- Opening Delimiter -

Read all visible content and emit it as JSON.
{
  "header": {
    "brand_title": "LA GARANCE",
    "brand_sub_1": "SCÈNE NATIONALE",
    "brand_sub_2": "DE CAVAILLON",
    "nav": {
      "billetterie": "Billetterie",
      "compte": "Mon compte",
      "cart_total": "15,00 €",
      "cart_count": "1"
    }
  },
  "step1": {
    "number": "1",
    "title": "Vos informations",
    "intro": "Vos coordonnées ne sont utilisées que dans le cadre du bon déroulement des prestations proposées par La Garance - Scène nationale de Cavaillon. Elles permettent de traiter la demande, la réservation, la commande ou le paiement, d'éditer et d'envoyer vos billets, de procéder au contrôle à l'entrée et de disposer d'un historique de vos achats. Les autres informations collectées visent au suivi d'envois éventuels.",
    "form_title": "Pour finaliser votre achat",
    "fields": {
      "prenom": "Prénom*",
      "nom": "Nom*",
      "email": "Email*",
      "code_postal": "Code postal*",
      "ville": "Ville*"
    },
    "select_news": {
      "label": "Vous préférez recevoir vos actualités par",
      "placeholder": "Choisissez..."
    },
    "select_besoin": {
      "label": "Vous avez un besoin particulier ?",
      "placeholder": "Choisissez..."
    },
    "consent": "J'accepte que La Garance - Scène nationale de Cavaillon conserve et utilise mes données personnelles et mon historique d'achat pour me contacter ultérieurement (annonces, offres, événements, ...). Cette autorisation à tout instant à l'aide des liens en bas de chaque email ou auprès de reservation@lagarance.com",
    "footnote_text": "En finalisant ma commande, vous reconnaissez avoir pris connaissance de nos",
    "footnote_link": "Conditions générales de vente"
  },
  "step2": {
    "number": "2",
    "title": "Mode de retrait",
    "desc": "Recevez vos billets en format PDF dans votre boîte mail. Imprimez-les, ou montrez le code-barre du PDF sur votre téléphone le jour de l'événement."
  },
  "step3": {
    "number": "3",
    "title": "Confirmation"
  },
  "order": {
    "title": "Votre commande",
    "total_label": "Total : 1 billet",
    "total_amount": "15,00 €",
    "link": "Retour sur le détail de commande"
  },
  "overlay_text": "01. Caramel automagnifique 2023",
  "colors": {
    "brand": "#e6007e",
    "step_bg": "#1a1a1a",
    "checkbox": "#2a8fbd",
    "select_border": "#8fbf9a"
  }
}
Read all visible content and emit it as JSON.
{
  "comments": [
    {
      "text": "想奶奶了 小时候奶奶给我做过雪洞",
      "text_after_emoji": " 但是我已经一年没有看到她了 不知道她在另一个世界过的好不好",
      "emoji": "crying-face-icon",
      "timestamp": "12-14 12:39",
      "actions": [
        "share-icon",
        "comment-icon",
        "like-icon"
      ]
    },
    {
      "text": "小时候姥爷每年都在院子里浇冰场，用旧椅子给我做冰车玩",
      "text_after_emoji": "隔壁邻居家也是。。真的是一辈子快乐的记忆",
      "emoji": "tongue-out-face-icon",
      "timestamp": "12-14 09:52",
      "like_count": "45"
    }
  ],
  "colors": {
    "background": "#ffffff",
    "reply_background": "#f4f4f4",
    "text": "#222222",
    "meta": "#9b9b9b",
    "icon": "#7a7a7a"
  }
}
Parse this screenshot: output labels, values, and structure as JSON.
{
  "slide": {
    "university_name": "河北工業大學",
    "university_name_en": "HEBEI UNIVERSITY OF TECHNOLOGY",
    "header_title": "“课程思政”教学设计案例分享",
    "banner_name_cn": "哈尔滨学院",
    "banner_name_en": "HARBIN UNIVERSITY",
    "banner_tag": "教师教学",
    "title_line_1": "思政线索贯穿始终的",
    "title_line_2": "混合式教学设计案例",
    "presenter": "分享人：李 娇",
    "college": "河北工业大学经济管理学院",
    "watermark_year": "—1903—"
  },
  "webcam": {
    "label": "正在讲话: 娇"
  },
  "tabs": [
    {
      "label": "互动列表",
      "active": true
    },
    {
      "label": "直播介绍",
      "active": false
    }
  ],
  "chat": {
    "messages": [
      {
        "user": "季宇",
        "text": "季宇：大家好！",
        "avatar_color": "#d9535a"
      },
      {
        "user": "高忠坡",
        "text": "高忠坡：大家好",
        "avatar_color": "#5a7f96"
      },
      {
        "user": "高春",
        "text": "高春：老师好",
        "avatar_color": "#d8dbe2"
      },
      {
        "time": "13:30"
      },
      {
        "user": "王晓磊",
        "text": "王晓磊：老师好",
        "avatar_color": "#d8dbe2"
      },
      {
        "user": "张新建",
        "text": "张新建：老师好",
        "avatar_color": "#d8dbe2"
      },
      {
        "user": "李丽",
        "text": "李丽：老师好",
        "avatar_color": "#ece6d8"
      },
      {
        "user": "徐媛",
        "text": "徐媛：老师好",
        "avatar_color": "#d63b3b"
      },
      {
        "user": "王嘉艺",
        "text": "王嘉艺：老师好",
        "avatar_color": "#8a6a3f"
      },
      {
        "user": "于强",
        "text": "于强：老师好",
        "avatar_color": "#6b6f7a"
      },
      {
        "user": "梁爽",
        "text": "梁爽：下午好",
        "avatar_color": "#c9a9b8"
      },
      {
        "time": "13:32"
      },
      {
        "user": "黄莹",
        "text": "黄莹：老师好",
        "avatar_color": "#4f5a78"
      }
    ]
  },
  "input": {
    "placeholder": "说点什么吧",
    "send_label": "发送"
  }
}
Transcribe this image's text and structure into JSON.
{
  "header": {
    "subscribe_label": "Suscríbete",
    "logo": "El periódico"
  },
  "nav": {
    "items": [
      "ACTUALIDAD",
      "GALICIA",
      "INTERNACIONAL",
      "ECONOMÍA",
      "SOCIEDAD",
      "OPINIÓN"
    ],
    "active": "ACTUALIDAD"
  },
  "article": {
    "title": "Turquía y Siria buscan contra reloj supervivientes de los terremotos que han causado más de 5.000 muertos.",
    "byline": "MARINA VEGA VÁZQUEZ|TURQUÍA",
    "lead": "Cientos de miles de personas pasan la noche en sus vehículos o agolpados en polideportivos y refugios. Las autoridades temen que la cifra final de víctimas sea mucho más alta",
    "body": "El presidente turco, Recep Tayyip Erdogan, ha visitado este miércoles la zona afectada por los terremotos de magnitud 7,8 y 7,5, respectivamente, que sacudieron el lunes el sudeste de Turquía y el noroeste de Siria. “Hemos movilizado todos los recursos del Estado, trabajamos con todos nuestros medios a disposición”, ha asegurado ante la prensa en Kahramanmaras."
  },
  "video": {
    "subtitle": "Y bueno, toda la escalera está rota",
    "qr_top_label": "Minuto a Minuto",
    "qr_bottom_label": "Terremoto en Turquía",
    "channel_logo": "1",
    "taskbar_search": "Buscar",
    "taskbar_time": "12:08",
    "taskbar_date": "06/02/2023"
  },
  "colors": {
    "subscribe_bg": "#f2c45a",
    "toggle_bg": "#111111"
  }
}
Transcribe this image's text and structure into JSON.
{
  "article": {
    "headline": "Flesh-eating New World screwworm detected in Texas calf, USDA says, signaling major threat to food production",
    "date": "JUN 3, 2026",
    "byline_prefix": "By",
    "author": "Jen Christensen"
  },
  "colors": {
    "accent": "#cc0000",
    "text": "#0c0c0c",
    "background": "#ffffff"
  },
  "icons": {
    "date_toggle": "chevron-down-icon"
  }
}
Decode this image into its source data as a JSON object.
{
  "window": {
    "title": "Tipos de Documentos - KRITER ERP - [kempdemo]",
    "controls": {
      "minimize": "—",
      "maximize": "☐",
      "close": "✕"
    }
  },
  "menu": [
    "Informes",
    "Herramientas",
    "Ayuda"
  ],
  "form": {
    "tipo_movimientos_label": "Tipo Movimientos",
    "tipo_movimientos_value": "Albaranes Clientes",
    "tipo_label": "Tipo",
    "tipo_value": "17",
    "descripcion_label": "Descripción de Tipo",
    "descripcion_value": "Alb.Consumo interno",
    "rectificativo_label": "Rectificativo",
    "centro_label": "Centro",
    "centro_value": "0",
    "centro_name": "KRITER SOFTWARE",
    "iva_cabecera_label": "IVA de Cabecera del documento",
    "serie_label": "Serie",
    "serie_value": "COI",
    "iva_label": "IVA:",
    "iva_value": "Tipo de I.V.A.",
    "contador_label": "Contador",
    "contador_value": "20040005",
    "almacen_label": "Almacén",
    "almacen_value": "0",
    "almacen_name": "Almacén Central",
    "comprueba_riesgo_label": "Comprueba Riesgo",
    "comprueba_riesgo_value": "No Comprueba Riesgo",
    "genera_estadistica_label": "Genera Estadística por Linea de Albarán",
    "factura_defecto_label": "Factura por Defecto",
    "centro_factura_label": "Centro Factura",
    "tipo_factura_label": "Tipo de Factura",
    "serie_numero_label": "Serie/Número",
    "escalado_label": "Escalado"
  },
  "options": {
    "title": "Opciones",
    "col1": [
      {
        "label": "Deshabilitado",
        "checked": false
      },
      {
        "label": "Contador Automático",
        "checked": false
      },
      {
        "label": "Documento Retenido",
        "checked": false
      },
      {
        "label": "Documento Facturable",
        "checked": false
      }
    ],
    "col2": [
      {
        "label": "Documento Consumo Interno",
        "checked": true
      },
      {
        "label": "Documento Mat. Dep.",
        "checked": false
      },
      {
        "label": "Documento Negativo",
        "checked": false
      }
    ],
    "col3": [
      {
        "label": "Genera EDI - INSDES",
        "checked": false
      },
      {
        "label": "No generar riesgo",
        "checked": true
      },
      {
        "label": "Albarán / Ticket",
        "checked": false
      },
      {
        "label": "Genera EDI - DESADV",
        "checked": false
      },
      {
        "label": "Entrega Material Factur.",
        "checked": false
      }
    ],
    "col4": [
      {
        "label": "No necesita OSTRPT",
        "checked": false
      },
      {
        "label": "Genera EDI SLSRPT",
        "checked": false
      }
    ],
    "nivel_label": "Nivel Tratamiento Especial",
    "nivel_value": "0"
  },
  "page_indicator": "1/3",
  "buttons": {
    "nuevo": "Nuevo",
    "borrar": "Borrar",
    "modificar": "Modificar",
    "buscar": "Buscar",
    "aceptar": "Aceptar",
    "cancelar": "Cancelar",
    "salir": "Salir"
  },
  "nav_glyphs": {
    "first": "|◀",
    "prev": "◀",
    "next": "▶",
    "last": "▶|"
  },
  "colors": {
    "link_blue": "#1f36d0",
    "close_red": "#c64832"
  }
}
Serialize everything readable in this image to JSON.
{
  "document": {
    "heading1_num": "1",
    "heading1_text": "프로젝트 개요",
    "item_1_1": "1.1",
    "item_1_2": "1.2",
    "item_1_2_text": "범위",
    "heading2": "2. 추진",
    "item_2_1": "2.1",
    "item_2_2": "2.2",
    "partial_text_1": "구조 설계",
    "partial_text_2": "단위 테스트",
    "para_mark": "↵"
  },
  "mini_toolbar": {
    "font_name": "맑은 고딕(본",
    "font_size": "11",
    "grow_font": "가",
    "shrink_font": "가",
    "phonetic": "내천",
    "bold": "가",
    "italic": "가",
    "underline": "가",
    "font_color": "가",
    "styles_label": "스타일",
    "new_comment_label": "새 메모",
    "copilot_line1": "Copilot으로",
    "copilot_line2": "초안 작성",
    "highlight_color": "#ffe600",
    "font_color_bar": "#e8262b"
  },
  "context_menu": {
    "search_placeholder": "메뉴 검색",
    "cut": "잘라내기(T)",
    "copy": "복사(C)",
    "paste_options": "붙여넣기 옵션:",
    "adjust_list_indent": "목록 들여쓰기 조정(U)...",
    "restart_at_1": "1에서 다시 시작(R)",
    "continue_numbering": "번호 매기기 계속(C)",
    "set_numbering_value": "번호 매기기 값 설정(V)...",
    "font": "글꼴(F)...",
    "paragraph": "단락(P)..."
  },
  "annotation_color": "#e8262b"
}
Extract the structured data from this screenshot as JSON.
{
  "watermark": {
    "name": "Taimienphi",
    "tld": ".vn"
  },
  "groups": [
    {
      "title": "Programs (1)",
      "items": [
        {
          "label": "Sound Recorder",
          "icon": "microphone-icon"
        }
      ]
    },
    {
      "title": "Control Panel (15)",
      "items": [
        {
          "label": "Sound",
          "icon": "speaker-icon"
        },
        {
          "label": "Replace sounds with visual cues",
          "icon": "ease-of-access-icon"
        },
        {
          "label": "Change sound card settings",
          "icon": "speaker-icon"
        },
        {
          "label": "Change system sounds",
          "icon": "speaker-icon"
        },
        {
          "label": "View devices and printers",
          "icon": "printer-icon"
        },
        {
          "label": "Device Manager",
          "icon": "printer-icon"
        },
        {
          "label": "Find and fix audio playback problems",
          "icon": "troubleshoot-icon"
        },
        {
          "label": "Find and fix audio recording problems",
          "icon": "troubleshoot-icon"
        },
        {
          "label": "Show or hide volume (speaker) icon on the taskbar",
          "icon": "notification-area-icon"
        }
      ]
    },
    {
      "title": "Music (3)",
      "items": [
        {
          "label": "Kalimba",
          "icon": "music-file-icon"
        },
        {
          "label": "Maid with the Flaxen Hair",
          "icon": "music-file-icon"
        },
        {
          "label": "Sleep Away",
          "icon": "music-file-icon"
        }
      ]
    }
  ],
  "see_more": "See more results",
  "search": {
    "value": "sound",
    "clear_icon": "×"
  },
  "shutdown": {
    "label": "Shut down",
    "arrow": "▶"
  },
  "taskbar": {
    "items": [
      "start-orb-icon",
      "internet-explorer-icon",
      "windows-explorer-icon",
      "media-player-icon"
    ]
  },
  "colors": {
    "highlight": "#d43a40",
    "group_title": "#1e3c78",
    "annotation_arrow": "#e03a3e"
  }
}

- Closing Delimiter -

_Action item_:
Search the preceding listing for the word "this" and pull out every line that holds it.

_Expected answer_:
Parse this screenshot: output labels, values, and structure as JSON.
Transcribe this image's text and structure into JSON.
Transcribe this image's text and structure into JSON.
Decode this image into its source data as a JSON object.
Serialize everything readable in this image to JSON.
Extract the structured data from this screenshot as JSON.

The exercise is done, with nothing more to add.